In planning for this year’s garden, I ended up taking a few shortcuts. While growing veggies and flowers from seed is easily the cheapest way, some veggies and flowers take a very long time to mature and produce food. And I’m not the most patient person.

Veggies:

Asparagus

I had high hopes for having fresh asparagus this year until I found that it takes a good 3-5 years before you can harvest any asparagus that you’ve grown from seed. In lieu of this, many seed companies sell 2-3 year old asparagus “crowns” which is the root of an asparagus plant. I’ve ordered a set of 10 crowns of Jersey Knight Giant asparagus from Gurney’s (many other seed companies were already sold out). Jersey Knight seems to be the favored variety.

Jersey Knight Giant asparagus

Leeks and Onions

Leeks are another crop I had high hopes for. It can be grown from seed–I actually have three packets of different varieties in my seed collection already. However, my experience with growing both leeks and onions seeds last year was really frustrating–all I got was a series of chives, or, at best, green onions. So when I heard that you could order leek and onion “starts”, I jumped on it. (Onion starts are different from onions sets, which are essentially bags of mini onion bulbs which more often than not will bolt early–onions are biennials and the process of being stalled at the small bulb stage makes them think they are on year two and should start putting out flowers instead of growing a bigger bulb.) Several companies, such as Johnny’s Seeds, sell onion and leek starts, but one company specializes specifically in onion and leek sets: Dixondale Farms.
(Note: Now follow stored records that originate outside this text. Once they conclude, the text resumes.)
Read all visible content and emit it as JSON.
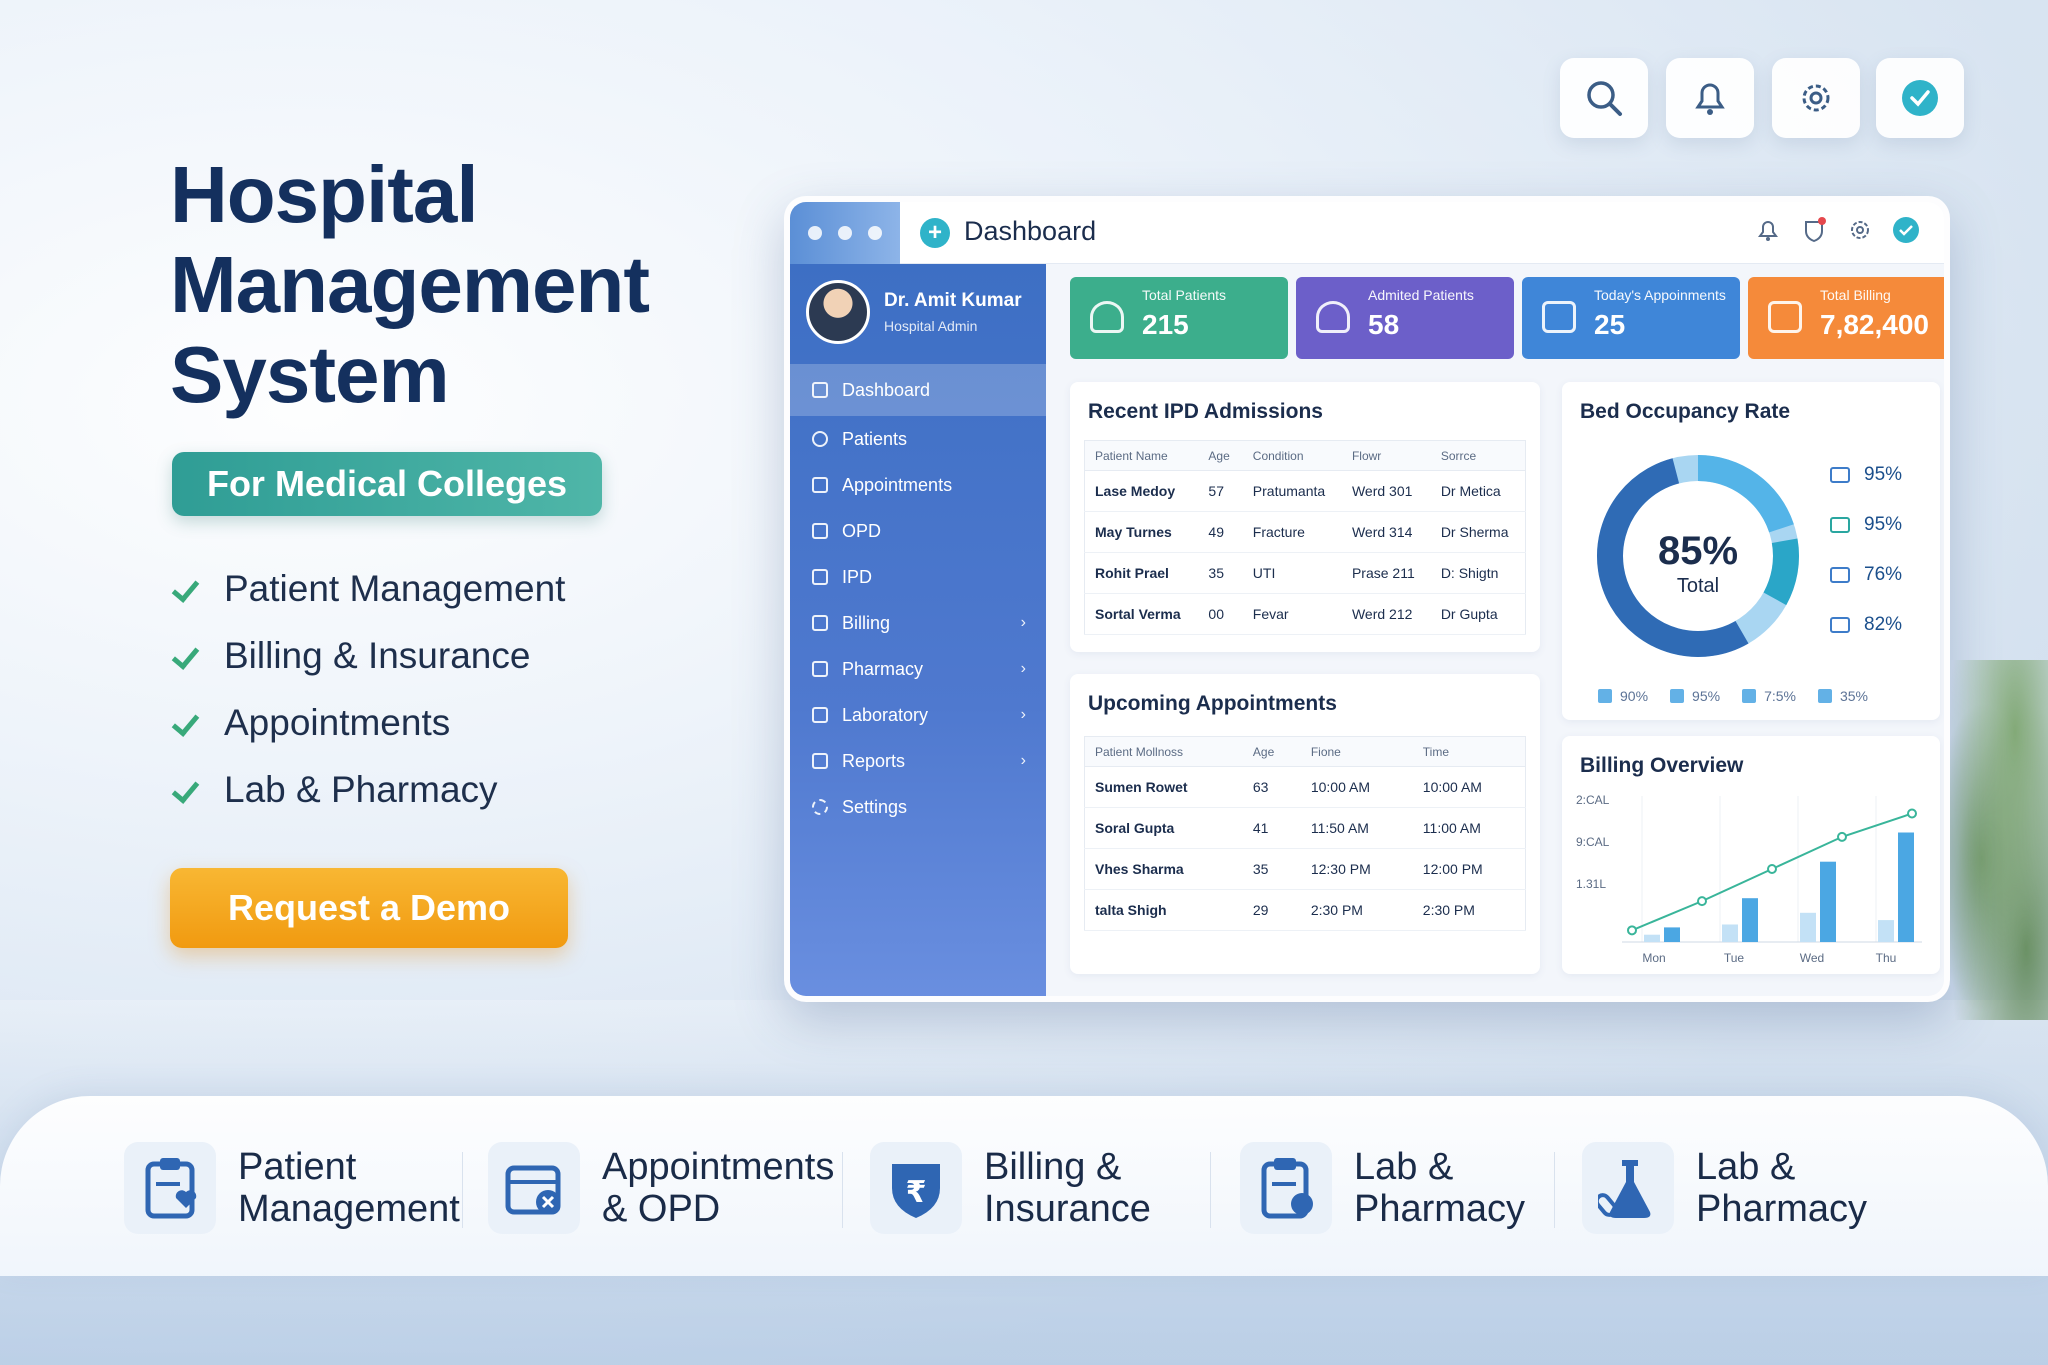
{
  "hero": {
    "title_lines": [
      "Hospital",
      "Management",
      "System"
    ],
    "badge": "For Medical Colleges",
    "features": [
      "Patient Management",
      "Billing & Insurance",
      "Appointments",
      "Lab & Pharmacy"
    ],
    "cta": "Request a Demo"
  },
  "top_icons": [
    "search-icon",
    "bell-icon",
    "gear-icon",
    "check-circle-icon"
  ],
  "window": {
    "title": "Dashboard",
    "header_icons": [
      "bell-icon",
      "shield-icon",
      "gear-icon",
      "check-circle-icon"
    ]
  },
  "sidebar": {
    "user_name": "Dr. Amit Kumar",
    "user_role": "Hospital Admin",
    "items": [
      {
        "label": "Dashboard",
        "icon": "dashboard-icon",
        "active": true
      },
      {
        "label": "Patients",
        "icon": "user-icon"
      },
      {
        "label": "Appointments",
        "icon": "calendar-icon"
      },
      {
        "label": "OPD",
        "icon": "opd-icon"
      },
      {
        "label": "IPD",
        "icon": "bed-icon"
      },
      {
        "label": "Billing",
        "icon": "billing-icon",
        "chevron": true
      },
      {
        "label": "Pharmacy",
        "icon": "pharmacy-icon",
        "chevron": true
      },
      {
        "label": "Laboratory",
        "icon": "lab-icon",
        "chevron": true
      },
      {
        "label": "Reports",
        "icon": "report-icon",
        "chevron": true
      },
      {
        "label": "Settings",
        "icon": "gear-icon"
      }
    ]
  },
  "stats": [
    {
      "label": "Total Patients",
      "value": "215",
      "color": "#3cae8c"
    },
    {
      "label": "Admited Patients",
      "value": "58",
      "color": "#6c5fc9"
    },
    {
      "label": "Today's Appoinments",
      "value": "25",
      "color": "#3f86d8"
    },
    {
      "label": "Total Billing",
      "value": "7,82,400",
      "color": "#f58a3a"
    }
  ],
  "ipd": {
    "title": "Recent IPD Admissions",
    "headers": [
      "Patient Name",
      "Age",
      "Condition",
      "Flowr",
      "Sorrce"
    ],
    "rows": [
      [
        "Lase Medoy",
        "57",
        "Pratumanta",
        "Werd 301",
        "Dr Metica"
      ],
      [
        "May Turnes",
        "49",
        "Fracture",
        "Werd 314",
        "Dr Sherma"
      ],
      [
        "Rohit Prael",
        "35",
        "UTI",
        "Prase 211",
        "D: Shigtn"
      ],
      [
        "Sortal Verma",
        "00",
        "Fevar",
        "Werd 212",
        "Dr Gupta"
      ]
    ]
  },
  "appointments": {
    "title": "Upcoming Appointments",
    "headers": [
      "Patient Mollnoss",
      "Age",
      "Fione",
      "Time"
    ],
    "rows": [
      [
        "Sumen Rowet",
        "63",
        "10:00 AM",
        "10:00 AM"
      ],
      [
        "Soral Gupta",
        "41",
        "11:50 AM",
        "11:00 AM"
      ],
      [
        "Vhes Sharma",
        "35",
        "12:30 PM",
        "12:00 PM"
      ],
      [
        "talta Shigh",
        "29",
        "2:30 PM",
        "2:30 PM"
      ]
    ]
  },
  "bed": {
    "title": "Bed Occupancy Rate",
    "center_value": "85%",
    "center_label": "Total",
    "side_values": [
      "95%",
      "95%",
      "76%",
      "82%"
    ],
    "bottom_values": [
      "90%",
      "95%",
      "7:5%",
      "35%"
    ],
    "colors": [
      "#2f6bb5",
      "#54b4e8",
      "#2aa6c8",
      "#a9d6f2"
    ]
  },
  "billing": {
    "title": "Billing Overview",
    "y_labels": [
      "2:CAL",
      "9:CAL",
      "1.31L"
    ],
    "x_labels": [
      "Mon",
      "Tue",
      "Wed",
      "Thu"
    ]
  },
  "chart_data": {
    "type": "bar",
    "title": "Billing Overview",
    "categories": [
      "Mon",
      "Tue",
      "Wed",
      "Thu"
    ],
    "series": [
      {
        "values": [
          0.1,
          0.3,
          0.55,
          0.75
        ]
      },
      {
        "values": [
          0.05,
          0.12,
          0.2,
          0.15
        ]
      }
    ],
    "line": {
      "values": [
        0.08,
        0.28,
        0.5,
        0.72,
        0.88
      ]
    }
  },
  "feature_bar": [
    {
      "lines": [
        "Patient",
        "Management"
      ],
      "icon": "clipboard-heart-icon"
    },
    {
      "lines": [
        "Appointments",
        "& OPD"
      ],
      "icon": "calendar-x-icon"
    },
    {
      "lines": [
        "Billing &",
        "Insurance"
      ],
      "icon": "rupee-shield-icon"
    },
    {
      "lines": [
        "Lab &",
        "Pharmacy"
      ],
      "icon": "clipboard-pill-icon"
    },
    {
      "lines": [
        "Lab &",
        "Pharmacy"
      ],
      "icon": "flask-icon"
    }
  ]
}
I ordered a bunch of leeks (30 or so in each bunch) and a bunch of mixed onions–yellow, red, and white from Dixondale. These will be the first of my live plants to arrive as they are supposed to be shipped out mid-March. I think I’ll put them in the beds next to the garlic, though at this point I’m not sure if I’ll even be able to get into the garden to prep the beds and plant them. Erik may end up doing more gardening that he had planned on this spring.

Sweet Potatoes

Sweet potatoes are another crop that could theoretically be grown from seed but no one does. Instead, companies sell “slips” (sweet potato starts), or you could make your own from old sweet potatoes. Last year I received three different types of sweet potato slips from Baker Creek–Pumpkin Yam, Jersey Yellow, and Molokai purple. Of the three, the Pumpkin Yam grew best and tasted amazing roasted. The Jersey yellow did not grow that big, and also didn’t cure well. The Molokai purple were also very skinny–they cured well, but as they are so thin I haven’t bothered to use them in cooking yet.

As I’m not sure if Baker Creek will even offer sweet potatoes slips this year, I went ahead and ordered a set of Murasaki Purple sweet potatoes from Gurney and a set of 25 slips of Mahon Yams from Johnny’s Seeds. I think I’ll plant them in a large container again this year. One set of slips is set to arrive in late April, and the other set is scheduled to arrive late May. Honestly, I’m not sure what I’ll do with the April set, yet as sweet potatoes are finicky and only like hot weather and April is not hot in Northern IL.

Mahon Yams

Apple Trees

My first purchase when we moved into the new house were some apple trees. Unfortunately, they were sold out last summer, and even when I went to pre-order trees this winter, many were already sold out! My preference is Fuji apple, but all the companies I could find were out of stock. Instead, I ended up with a HoneyCrisp and a Haralson, both of which cross-pollinate well with Fujis (and each other), from Gilby’s Orchard, a tree company based in MN. These apples are all dwarf varieties, as I live in the middle of the city and full-sized trees would be too large (plus, a pain to manage). I’m not entirely sure where I’ll put them yet, but there is plenty of room as all of the house’s previous trees have been removed due to illness and old age.